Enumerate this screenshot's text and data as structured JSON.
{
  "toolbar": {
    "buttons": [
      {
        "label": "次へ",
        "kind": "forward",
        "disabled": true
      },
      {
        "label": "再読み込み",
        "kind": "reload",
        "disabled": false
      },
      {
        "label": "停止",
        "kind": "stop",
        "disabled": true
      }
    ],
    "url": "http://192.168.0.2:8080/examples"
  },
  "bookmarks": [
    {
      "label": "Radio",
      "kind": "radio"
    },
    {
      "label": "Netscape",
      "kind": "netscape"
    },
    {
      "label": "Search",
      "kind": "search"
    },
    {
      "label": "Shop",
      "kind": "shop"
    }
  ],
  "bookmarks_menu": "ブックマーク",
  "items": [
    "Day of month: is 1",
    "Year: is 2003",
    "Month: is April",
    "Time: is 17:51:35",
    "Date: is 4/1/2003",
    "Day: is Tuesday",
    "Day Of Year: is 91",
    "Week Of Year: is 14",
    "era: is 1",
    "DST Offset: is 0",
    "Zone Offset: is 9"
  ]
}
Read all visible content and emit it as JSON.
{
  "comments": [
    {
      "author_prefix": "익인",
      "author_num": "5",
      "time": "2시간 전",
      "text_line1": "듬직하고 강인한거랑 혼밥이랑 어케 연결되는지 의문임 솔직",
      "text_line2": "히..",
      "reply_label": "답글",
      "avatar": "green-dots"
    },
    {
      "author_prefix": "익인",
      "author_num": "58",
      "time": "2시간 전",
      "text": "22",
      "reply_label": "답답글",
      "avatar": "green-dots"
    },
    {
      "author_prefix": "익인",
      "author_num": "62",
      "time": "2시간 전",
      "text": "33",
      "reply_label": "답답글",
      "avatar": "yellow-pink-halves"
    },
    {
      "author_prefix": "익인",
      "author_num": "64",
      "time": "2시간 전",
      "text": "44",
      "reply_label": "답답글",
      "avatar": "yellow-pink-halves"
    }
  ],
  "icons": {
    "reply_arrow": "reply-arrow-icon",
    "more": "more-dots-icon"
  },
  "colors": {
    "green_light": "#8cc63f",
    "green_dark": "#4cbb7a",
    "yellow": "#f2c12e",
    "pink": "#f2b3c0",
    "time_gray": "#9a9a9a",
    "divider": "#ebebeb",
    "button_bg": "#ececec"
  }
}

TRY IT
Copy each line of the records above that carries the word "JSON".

WRITTEN ANSWER
Enumerate this screenshot's text and data as structured JSON.
Read all visible content and emit it as JSON.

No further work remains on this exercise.